-- Dataset extract follows --

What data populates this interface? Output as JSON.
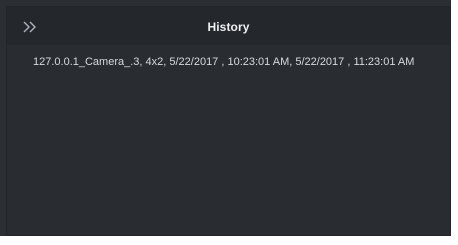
{
  "panel": {
    "title": "History",
    "collapse_icon": "double-chevron-right-icon"
  },
  "history": {
    "items": [
      {
        "label": "127.0.0.1_Camera_.3, 4x2, 5/22/2017 , 10:23:01 AM, 5/22/2017 , 11:23:01 AM"
      }
    ]
  },
  "colors": {
    "background": "#2b2e33",
    "header": "#24272b",
    "text": "#d6d9dd",
    "title": "#eef0f2"
  }
}
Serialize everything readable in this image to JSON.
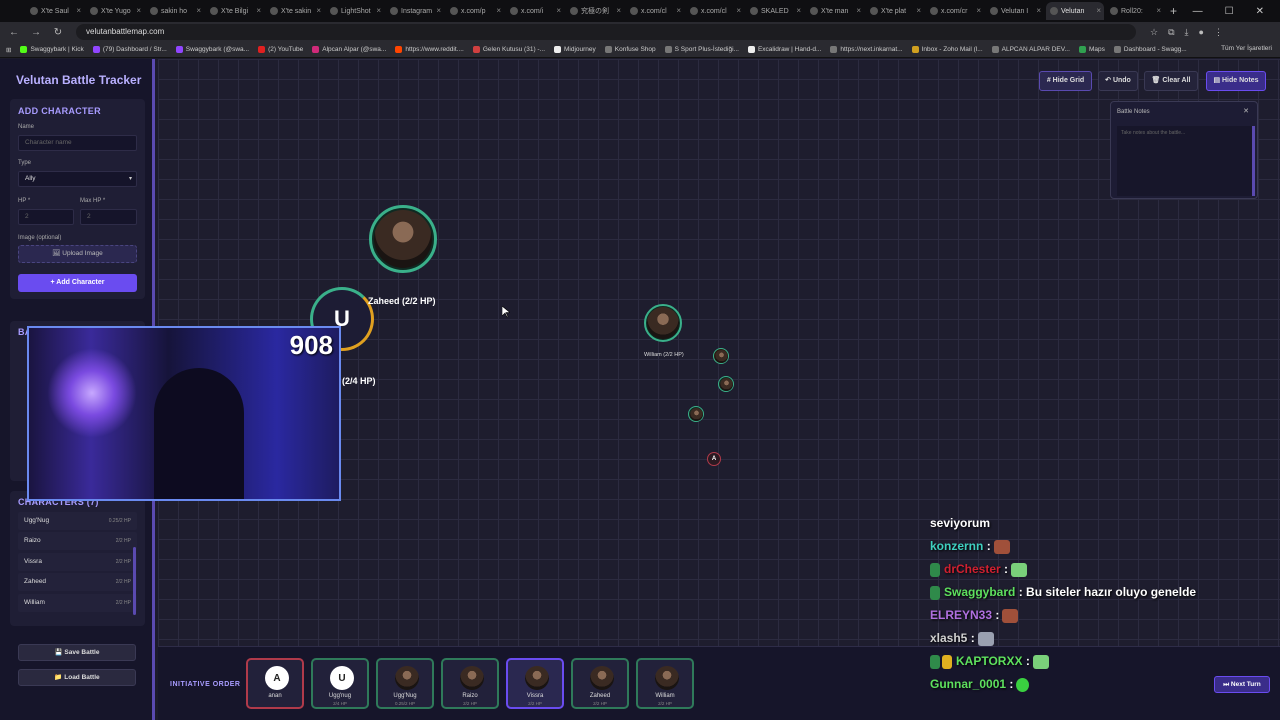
{
  "browser": {
    "tabs": [
      "X'te Saul",
      "X'te Yugo",
      "sakin ho",
      "X'te Bilgi",
      "X'te sakin",
      "LightShot",
      "Instagram",
      "x.com/p",
      "x.com/i",
      "究極の剣",
      "x.com/cl",
      "x.com/cl",
      "SKALED",
      "X'te man",
      "X'te plat",
      "x.com/cr",
      "Velutan I",
      "Velutan",
      "Roll20:"
    ],
    "url": "velutanbattlemap.com",
    "bookmarks": [
      "Swaggybark | Kick",
      "(79) Dashboard / Str...",
      "Swaggybark (@swa...",
      "(2) YouTube",
      "Alpcan Alpar (@swa...",
      "https://www.reddit....",
      "Gelen Kutusu (31) -...",
      "Midjourney",
      "Konfuse Shop",
      "S Sport Plus-İstediği...",
      "Excalidraw | Hand-d...",
      "https://next.inkarnat...",
      "Inbox - Zoho Mail (l...",
      "ALPCAN ALPAR DEV...",
      "Maps",
      "Dashboard - Swagg..."
    ],
    "bookmarks_right": "Tüm Yer İşaretleri"
  },
  "app": {
    "title": "Velutan Battle Tracker",
    "add_character": {
      "heading": "ADD CHARACTER",
      "name_label": "Name",
      "name_placeholder": "Character name",
      "type_label": "Type",
      "type_value": "Ally",
      "hp_label": "HP *",
      "hp_placeholder": "2",
      "maxhp_label": "Max HP *",
      "maxhp_placeholder": "2",
      "image_label": "Image (optional)",
      "upload_label": "Upload Image",
      "add_button": "Add Character"
    },
    "hidden_panel_fragment": "BA",
    "characters": {
      "heading": "CHARACTERS (7)",
      "items": [
        {
          "name": "Ugg'Nug",
          "hp": "0.25/2 HP"
        },
        {
          "name": "Raizo",
          "hp": "2/2 HP"
        },
        {
          "name": "Vissra",
          "hp": "2/2 HP"
        },
        {
          "name": "Zaheed",
          "hp": "2/2 HP"
        },
        {
          "name": "William",
          "hp": "2/2 HP"
        }
      ]
    },
    "save_button": "Save Battle",
    "load_button": "Load Battle"
  },
  "map": {
    "buttons": {
      "hide_grid": "# Hide Grid",
      "undo": "↶ Undo",
      "clear_all": "🗑 Clear All",
      "hide_notes": "Hide Notes"
    },
    "notes": {
      "title": "Battle Notes",
      "placeholder": "Take notes about the battle..."
    },
    "tokens": {
      "zaheed_label": "Zaheed (2/2 HP)",
      "u_letter": "U",
      "u_label": "(2/4 HP)",
      "william_label": "William (2/2 HP)",
      "a_letter": "A"
    }
  },
  "webcam": {
    "counter": "908"
  },
  "initiative": {
    "label": "INITIATIVE ORDER",
    "cards": [
      {
        "letter": "A",
        "name": "anan",
        "hp": ""
      },
      {
        "letter": "U",
        "name": "Ugg'nug",
        "hp": "2/4 HP"
      },
      {
        "letter": "",
        "name": "Ugg'Nug",
        "hp": "0.25/2 HP"
      },
      {
        "letter": "",
        "name": "Raizo",
        "hp": "2/2 HP"
      },
      {
        "letter": "",
        "name": "Vissra",
        "hp": "2/2 HP"
      },
      {
        "letter": "",
        "name": "Zaheed",
        "hp": "2/2 HP"
      },
      {
        "letter": "",
        "name": "William",
        "hp": "2/2 HP"
      }
    ],
    "next_turn": "Next Turn"
  },
  "chat": [
    {
      "user": "",
      "text": "seviyorum",
      "color": "#ffffff"
    },
    {
      "user": "konzernn",
      "text": ":",
      "color": "#3fd0c0"
    },
    {
      "user": "drChester",
      "text": ":",
      "color": "#d02030"
    },
    {
      "user": "Swaggybard",
      "text": ": Bu siteler hazır oluyo genelde",
      "color": "#5ee05e"
    },
    {
      "user": "ELREYN33",
      "text": ":",
      "color": "#b070e0"
    },
    {
      "user": "xlash5",
      "text": ":",
      "color": "#d0d0d0"
    },
    {
      "user": "KAPTORXX",
      "text": ":",
      "color": "#5ee05e"
    },
    {
      "user": "Gunnar_0001",
      "text": ":",
      "color": "#5ee05e"
    }
  ]
}
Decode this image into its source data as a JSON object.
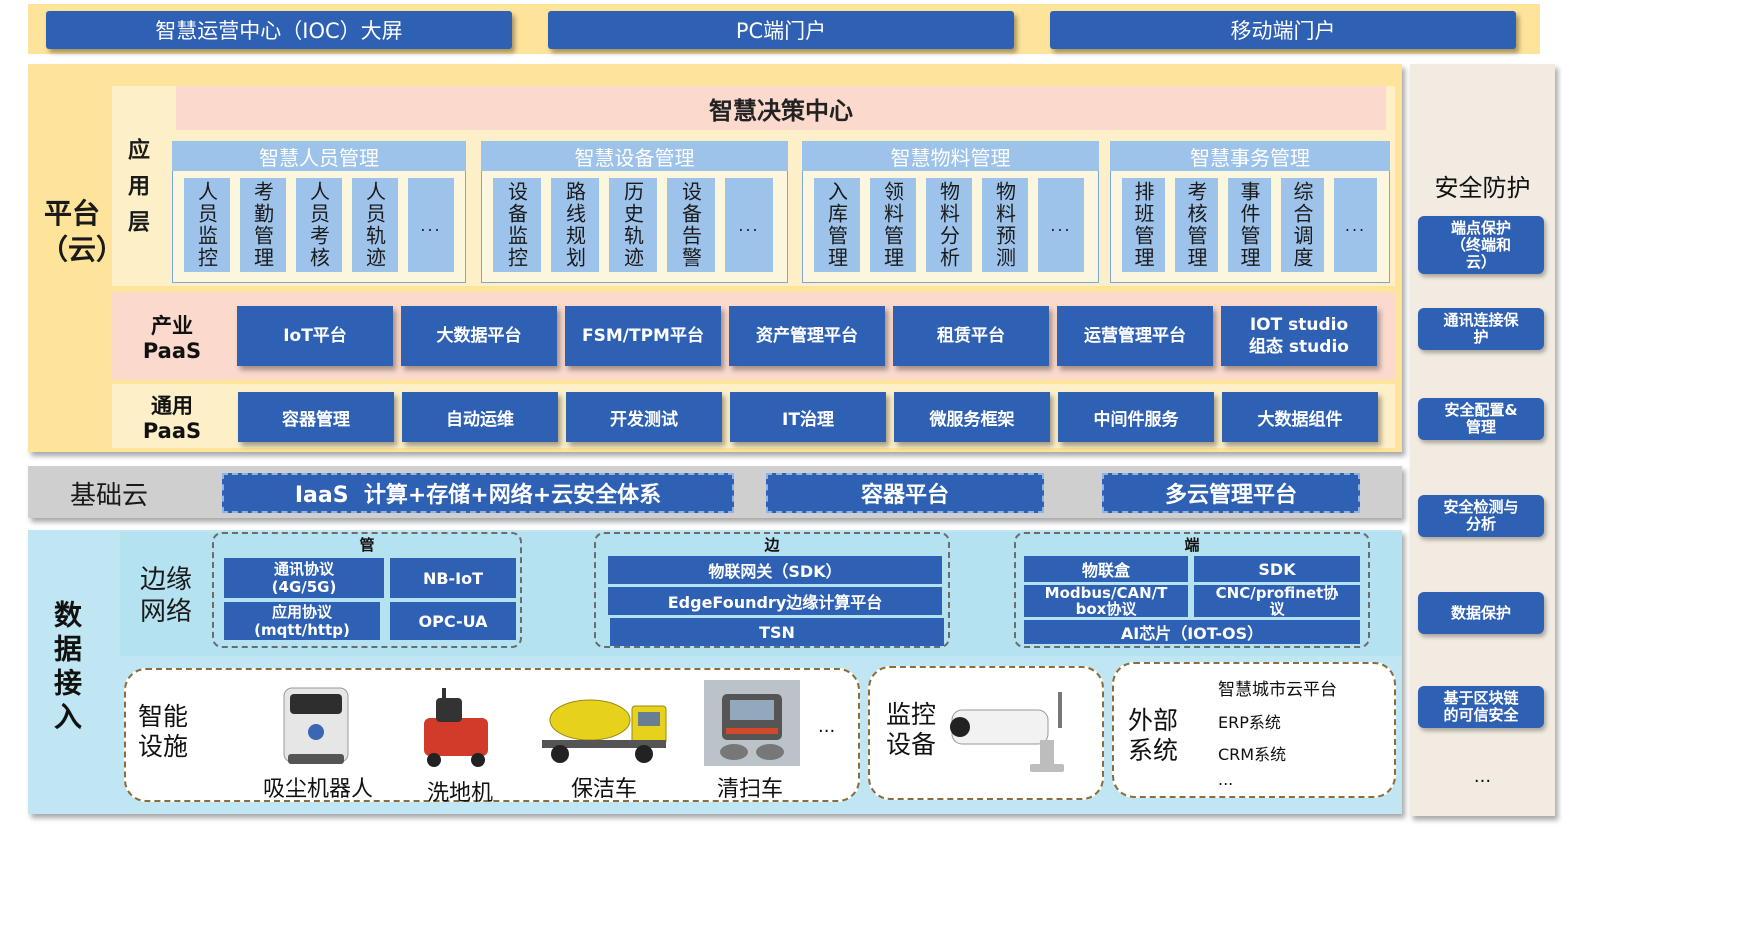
{
  "portals": [
    "智慧运营中心（IOC）大屏",
    "PC端门户",
    "移动端门户"
  ],
  "platform": {
    "label": "平台（云）",
    "decision_center": "智慧决策中心",
    "app_layer_label": "应用层",
    "groups": [
      {
        "title": "智慧人员管理",
        "items": [
          "人员监控",
          "考勤管理",
          "人员考核",
          "人员轨迹",
          "..."
        ]
      },
      {
        "title": "智慧设备管理",
        "items": [
          "设备监控",
          "路线规划",
          "历史轨迹",
          "设备告警",
          "..."
        ]
      },
      {
        "title": "智慧物料管理",
        "items": [
          "入库管理",
          "领料管理",
          "物料分析",
          "物料预测",
          "..."
        ]
      },
      {
        "title": "智慧事务管理",
        "items": [
          "排班管理",
          "考核管理",
          "事件管理",
          "综合调度",
          "..."
        ]
      }
    ],
    "industry_paas": {
      "label_line1": "产业",
      "label_line2": "PaaS",
      "items": [
        "IoT平台",
        "大数据平台",
        "FSM/TPM平台",
        "资产管理平台",
        "租赁平台",
        "运营管理平台",
        "IOT studio\n组态 studio"
      ]
    },
    "general_paas": {
      "label_line1": "通用",
      "label_line2": "PaaS",
      "items": [
        "容器管理",
        "自动运维",
        "开发测试",
        "IT治理",
        "微服务框架",
        "中间件服务",
        "大数据组件"
      ]
    }
  },
  "base_cloud": {
    "label": "基础云",
    "items": [
      "IaaS  计算+存储+网络+云安全体系",
      "容器平台",
      "多云管理平台"
    ]
  },
  "data_access": {
    "label": "数据接入",
    "edge_network_label": "边缘网络",
    "pipe": {
      "title": "管",
      "items": [
        "通讯协议\n(4G/5G)",
        "NB-IoT",
        "应用协议\n(mqtt/http)",
        "OPC-UA"
      ]
    },
    "edge": {
      "title": "边",
      "items": [
        "物联网关（SDK）",
        "EdgeFoundry边缘计算平台",
        "TSN"
      ]
    },
    "end": {
      "title": "端",
      "items": [
        "物联盒",
        "SDK",
        "Modbus/CAN/T\nbox协议",
        "CNC/profinet协\n议",
        "AI芯片（IOT-OS）"
      ]
    },
    "smart_facility": {
      "label": "智能设施",
      "items": [
        "吸尘机器人",
        "洗地机",
        "保洁车",
        "清扫车"
      ],
      "more": "..."
    },
    "monitor": {
      "label": "监控设备"
    },
    "external": {
      "label": "外部系统",
      "items": [
        "智慧城市云平台",
        "ERP系统",
        "CRM系统",
        "..."
      ]
    }
  },
  "security": {
    "title": "安全防护",
    "items": [
      "端点保护\n（终端和\n云）",
      "通讯连接保\n护",
      "安全配置&\n管理",
      "安全检测与\n分析",
      "数据保护",
      "基于区块链\n的可信安全"
    ],
    "more": "..."
  },
  "colors": {
    "primary_blue": "#2e60b4",
    "light_blue": "#9ec3ea",
    "platform_yellow": "#fde49a",
    "data_cyan": "#bfe6f2"
  }
}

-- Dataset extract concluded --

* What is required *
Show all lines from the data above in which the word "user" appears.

* Exercise output *
      "user": "",
      "user": "konzernn",
      "user": "drChester",
      "user": "Swaggybard",
      "user": "ELREYN33",
      "user": "xlash5",
      "user": "KAPTORXX",
      "user": "Gunnar_0001",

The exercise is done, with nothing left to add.